McClellanville. The low elevation and flat topography of South Carolina's Low country mean that many environmental hazards, such as flooding, erosion, hurricanes, tidal surges, and shoreline erosion routinely have negative impacts on its coastal communities. Such events complicate existing management and planning challenges facing coastal communities like McClellanville. On 31 March and 1 April 2011, six members of McClellanville's management boards and committees met to begin addressing some of these issues in their community using the VCAPS process. Discussions focused on stormwater and drainage management, including issues related to flooding, standing water, soil saturation, increased pollution loads, and sea level rise. A diagram of their process and the report on stormwater management are available.

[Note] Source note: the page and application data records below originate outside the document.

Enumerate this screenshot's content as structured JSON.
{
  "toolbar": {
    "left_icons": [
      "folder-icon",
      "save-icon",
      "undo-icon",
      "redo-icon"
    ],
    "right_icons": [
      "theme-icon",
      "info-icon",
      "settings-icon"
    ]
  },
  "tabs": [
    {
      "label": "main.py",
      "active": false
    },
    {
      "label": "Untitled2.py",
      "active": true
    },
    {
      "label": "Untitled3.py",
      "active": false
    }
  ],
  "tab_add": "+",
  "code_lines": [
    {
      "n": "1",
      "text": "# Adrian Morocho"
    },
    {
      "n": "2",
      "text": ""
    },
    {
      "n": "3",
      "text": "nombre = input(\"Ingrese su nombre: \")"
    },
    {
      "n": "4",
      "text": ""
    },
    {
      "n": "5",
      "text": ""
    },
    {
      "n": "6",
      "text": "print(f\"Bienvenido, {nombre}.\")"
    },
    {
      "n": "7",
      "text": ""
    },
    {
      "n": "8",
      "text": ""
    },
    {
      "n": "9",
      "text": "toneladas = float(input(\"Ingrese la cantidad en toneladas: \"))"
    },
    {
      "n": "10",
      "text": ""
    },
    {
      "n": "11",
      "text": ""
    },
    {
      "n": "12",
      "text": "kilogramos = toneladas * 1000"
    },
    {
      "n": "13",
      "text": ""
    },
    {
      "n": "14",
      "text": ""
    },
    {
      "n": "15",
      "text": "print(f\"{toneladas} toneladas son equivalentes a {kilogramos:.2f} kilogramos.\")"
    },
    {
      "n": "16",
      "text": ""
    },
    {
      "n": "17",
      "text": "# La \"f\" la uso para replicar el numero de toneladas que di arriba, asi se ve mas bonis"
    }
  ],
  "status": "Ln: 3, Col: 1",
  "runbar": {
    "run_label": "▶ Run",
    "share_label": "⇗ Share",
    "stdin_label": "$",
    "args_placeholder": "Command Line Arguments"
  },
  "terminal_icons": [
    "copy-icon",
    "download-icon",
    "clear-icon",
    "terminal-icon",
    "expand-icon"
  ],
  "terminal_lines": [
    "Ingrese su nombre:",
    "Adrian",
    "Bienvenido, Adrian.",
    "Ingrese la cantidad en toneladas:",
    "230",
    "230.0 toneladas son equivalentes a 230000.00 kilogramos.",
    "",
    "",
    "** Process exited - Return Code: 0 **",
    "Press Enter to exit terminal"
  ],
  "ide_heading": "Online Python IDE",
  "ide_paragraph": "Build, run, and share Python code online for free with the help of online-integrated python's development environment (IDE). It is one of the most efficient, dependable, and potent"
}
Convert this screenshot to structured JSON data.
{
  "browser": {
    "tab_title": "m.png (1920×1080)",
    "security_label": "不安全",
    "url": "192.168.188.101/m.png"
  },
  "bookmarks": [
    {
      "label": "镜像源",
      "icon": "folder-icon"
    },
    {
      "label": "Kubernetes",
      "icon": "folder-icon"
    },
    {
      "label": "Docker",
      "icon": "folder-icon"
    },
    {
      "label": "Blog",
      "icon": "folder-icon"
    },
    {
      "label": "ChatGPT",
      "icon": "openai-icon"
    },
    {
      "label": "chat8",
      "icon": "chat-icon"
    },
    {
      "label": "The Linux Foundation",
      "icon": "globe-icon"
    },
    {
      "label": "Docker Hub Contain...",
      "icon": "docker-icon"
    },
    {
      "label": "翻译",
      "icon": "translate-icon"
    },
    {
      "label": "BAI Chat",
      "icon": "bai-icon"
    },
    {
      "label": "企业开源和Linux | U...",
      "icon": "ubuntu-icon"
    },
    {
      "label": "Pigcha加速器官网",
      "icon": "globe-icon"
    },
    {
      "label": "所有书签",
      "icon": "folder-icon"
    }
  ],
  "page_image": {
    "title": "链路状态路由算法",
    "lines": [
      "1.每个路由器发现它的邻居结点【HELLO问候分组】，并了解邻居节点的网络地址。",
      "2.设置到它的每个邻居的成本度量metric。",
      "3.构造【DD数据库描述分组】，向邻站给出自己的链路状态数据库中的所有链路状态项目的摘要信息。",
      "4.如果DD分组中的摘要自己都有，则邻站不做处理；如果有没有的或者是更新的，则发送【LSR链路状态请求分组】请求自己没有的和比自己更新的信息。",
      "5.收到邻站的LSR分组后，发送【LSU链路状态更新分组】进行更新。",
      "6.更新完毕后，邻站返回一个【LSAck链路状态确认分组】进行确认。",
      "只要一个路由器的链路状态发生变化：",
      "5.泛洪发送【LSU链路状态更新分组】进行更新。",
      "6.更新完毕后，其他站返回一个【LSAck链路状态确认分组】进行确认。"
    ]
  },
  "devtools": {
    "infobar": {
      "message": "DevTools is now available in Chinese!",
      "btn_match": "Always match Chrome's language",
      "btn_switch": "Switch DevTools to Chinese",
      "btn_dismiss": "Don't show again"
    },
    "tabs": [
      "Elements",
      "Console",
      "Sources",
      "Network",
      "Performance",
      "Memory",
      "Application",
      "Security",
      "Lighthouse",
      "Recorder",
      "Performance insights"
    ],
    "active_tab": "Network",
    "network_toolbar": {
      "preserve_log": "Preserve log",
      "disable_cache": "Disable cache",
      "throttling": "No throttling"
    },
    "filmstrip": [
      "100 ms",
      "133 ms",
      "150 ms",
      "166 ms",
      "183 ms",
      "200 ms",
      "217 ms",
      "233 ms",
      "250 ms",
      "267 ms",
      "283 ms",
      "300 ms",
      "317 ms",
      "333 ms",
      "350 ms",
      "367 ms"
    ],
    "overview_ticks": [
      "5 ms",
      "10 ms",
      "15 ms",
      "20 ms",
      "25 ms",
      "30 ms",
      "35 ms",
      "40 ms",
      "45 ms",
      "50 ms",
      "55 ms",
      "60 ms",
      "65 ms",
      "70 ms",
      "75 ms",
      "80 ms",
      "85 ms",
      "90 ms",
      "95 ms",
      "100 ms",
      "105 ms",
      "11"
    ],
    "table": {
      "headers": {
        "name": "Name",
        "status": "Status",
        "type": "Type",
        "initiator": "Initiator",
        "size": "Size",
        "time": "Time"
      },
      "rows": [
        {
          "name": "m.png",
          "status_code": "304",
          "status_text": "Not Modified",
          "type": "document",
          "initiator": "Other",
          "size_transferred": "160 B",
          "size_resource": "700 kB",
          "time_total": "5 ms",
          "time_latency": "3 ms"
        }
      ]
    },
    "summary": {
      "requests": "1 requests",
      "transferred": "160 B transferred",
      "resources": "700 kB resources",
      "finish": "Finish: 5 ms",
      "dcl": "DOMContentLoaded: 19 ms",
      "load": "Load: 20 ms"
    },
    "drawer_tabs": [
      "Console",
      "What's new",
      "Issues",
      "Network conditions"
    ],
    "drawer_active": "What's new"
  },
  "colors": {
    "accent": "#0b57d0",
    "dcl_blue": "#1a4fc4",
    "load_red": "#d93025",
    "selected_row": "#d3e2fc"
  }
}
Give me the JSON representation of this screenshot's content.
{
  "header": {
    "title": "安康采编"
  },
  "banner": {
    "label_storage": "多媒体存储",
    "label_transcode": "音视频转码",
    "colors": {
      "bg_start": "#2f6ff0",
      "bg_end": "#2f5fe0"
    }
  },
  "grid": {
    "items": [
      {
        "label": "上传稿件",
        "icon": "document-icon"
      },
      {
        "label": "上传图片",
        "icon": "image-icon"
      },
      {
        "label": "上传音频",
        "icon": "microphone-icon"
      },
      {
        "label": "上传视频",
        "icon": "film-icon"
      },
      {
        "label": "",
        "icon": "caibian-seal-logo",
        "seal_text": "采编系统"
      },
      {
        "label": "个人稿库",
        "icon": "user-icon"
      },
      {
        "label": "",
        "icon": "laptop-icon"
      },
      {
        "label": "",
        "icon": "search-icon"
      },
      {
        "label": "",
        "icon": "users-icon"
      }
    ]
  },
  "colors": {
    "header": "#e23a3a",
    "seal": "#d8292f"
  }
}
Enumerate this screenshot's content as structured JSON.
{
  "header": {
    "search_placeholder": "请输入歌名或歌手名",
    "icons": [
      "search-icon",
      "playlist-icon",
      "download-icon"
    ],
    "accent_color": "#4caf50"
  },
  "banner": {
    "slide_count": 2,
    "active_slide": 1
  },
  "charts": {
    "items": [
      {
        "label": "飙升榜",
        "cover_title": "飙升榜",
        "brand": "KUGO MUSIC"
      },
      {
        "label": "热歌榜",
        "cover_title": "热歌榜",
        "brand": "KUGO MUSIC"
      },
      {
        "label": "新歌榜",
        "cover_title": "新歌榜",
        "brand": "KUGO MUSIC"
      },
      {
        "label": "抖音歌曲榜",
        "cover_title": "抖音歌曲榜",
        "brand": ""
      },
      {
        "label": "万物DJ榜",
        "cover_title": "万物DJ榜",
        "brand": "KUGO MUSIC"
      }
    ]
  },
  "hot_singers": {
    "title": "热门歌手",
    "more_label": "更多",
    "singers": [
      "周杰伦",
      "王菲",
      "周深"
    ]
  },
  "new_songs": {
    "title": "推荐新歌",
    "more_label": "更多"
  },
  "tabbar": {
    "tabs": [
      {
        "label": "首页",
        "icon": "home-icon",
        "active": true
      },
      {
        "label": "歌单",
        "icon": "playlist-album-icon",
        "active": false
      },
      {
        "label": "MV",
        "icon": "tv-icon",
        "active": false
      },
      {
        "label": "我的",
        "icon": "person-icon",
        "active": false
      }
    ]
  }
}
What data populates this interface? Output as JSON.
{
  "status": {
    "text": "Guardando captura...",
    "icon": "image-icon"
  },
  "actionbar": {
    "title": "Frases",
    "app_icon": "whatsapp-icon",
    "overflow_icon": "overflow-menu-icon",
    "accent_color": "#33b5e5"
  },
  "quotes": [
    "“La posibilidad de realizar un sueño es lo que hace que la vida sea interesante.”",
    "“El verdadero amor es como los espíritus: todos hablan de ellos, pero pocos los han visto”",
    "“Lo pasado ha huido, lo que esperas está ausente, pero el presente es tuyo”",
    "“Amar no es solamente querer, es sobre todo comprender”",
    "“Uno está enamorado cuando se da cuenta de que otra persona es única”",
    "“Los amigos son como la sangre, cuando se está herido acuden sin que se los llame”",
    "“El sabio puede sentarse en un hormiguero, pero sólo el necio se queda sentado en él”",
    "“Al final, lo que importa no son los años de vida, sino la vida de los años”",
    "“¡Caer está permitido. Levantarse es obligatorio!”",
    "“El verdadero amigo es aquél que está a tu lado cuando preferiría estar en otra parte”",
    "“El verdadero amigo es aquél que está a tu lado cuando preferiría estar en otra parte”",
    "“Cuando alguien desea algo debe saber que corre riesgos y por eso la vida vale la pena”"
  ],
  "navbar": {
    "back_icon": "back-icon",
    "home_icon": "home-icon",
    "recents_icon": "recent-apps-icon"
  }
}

Sullivan's Island. Barrier island communities, like the Town of Sullivan's Island, South Carolina, routinely face many environmental hazards such as flooding, erosion, hurricanes, tidal surges, and shoreline erosion. Interactions among these events coupled with potential impacts from climate change complicate existing management challenges and planning efforts. To better understand and mitigate the impacts of extreme weather events and especially flooding from severe rainfall and coastal storms, a series of four two-hour meetings were held with participants from the Town of Sullivan's Island and the University of South Carolina, South Carolina Sea Grant Extension, and the Social and Environmental Research Institute to identify current management challenges that may be intensified by climate changes and to identify what strategies and actions the Town can consider to improve long-term planning efforts. Meetings centered on understanding major management considerations for Sullivan's Island associated with increase in the number of extreme rainfall, sea level rise and higher high tides. A report summarizing the major points identified in these meetings is available. A journal article describing the process and outcomes was published in 2014.